EXERCISE OBJECTIVE:
Whenever a line in the entries below contains "USDC", copy that line.
Start of SUPPLIED INFORMATION
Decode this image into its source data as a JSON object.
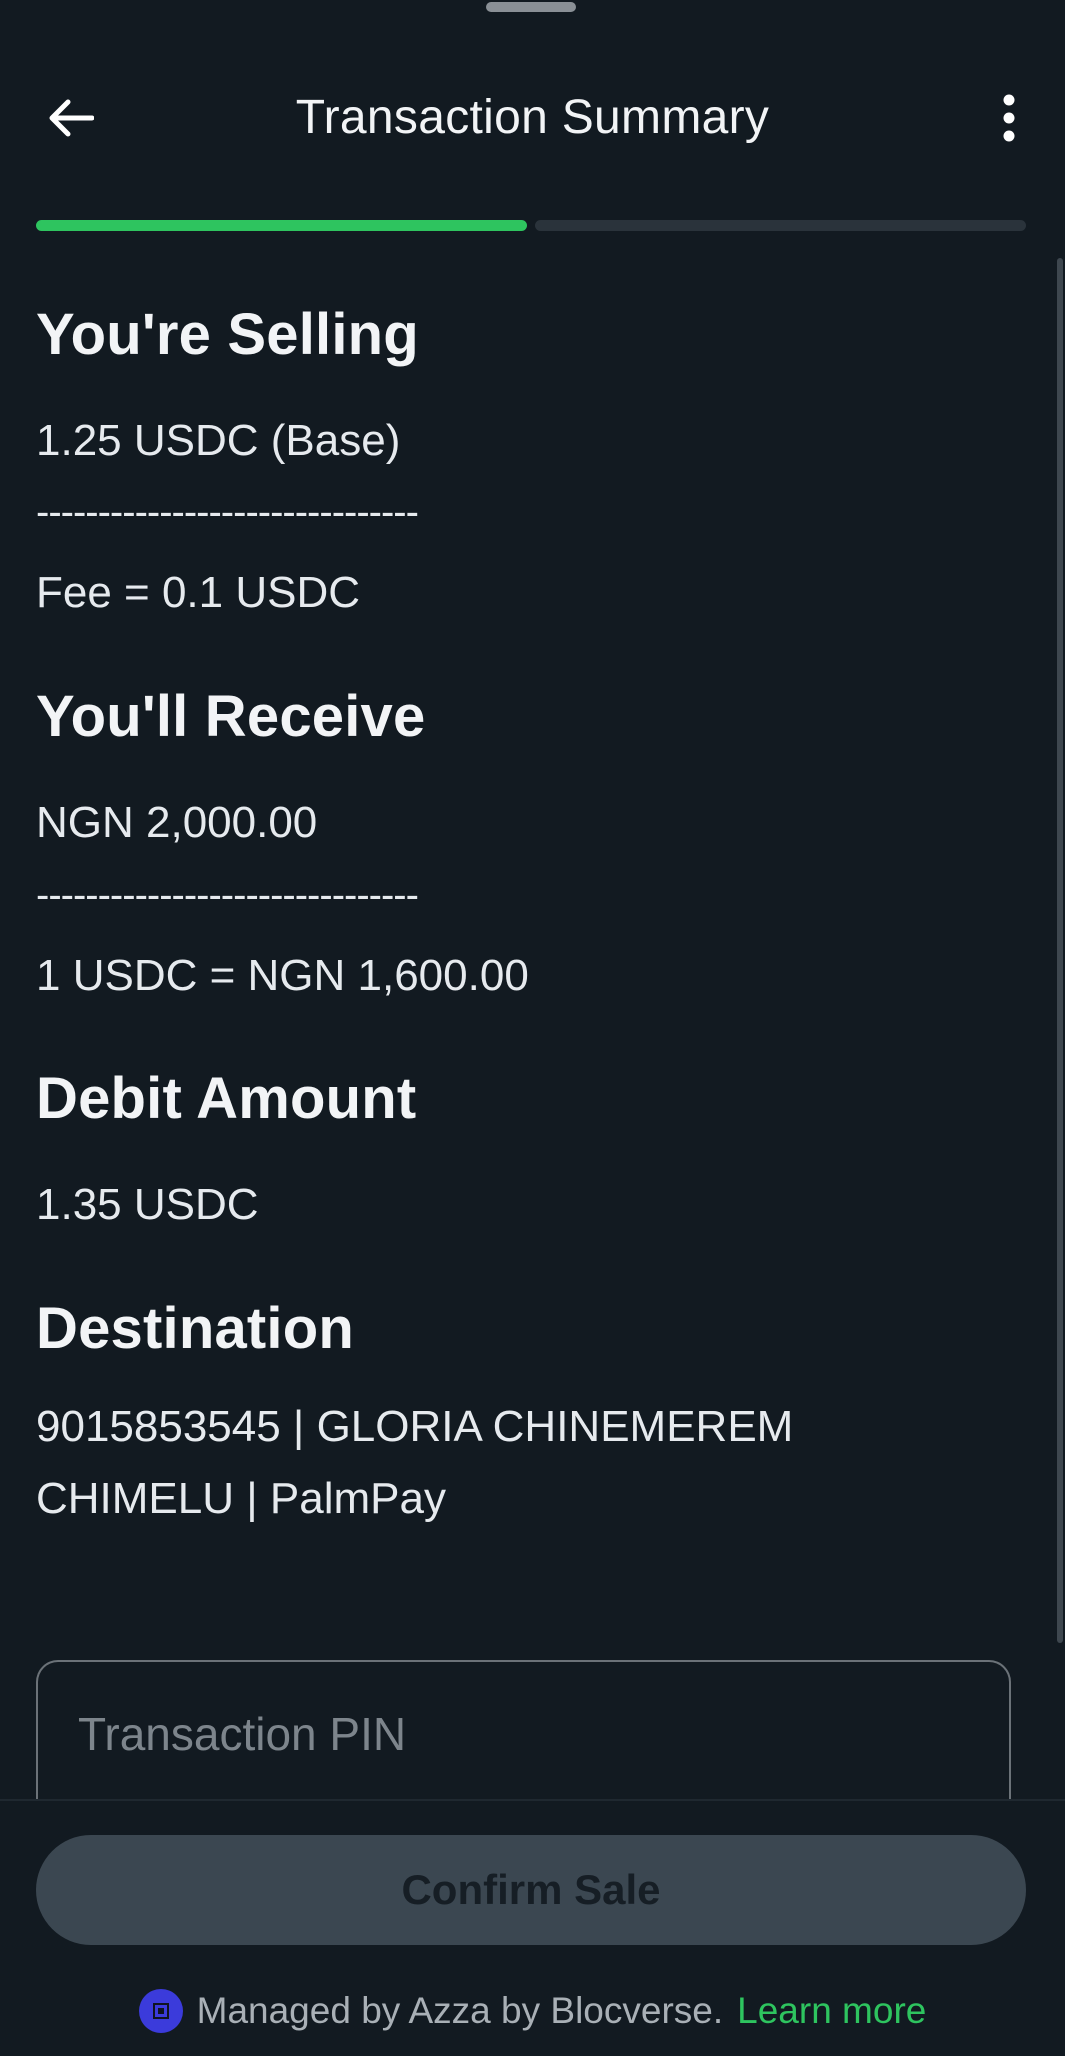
{
  "header": {
    "title": "Transaction Summary"
  },
  "progress": {
    "steps_total": 2,
    "steps_completed": 1
  },
  "sections": {
    "selling": {
      "heading": "You're Selling",
      "amount": "1.25 USDC (Base)",
      "divider": "-------------------------------",
      "fee": "Fee = 0.1 USDC"
    },
    "receive": {
      "heading": "You'll Receive",
      "amount": "NGN 2,000.00",
      "divider": "-------------------------------",
      "rate": "1 USDC = NGN 1,600.00"
    },
    "debit": {
      "heading": "Debit Amount",
      "amount": "1.35 USDC"
    },
    "destination": {
      "heading": "Destination",
      "line1": "9015853545 | GLORIA CHINEMEREM",
      "line2": "CHIMELU | PalmPay"
    }
  },
  "pin": {
    "placeholder": "Transaction PIN",
    "value": ""
  },
  "footer": {
    "confirm_label": "Confirm Sale",
    "managed_text": "Managed by Azza by Blocverse.",
    "learn_more": "Learn more"
  },
  "colors": {
    "background": "#121a21",
    "accent": "#2ec45f",
    "button_disabled": "#3b4751",
    "logo": "#3b3bdb"
  },
  "icons": {
    "back": "arrow-left-icon",
    "menu": "more-vertical-icon",
    "logo": "azza-logo-icon"
  }
}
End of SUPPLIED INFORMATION
FINISHED TASK:
      "amount": "1.25 USDC (Base)",
      "fee": "Fee = 0.1 USDC"
      "rate": "1 USDC = NGN 1,600.00"
      "amount": "1.35 USDC"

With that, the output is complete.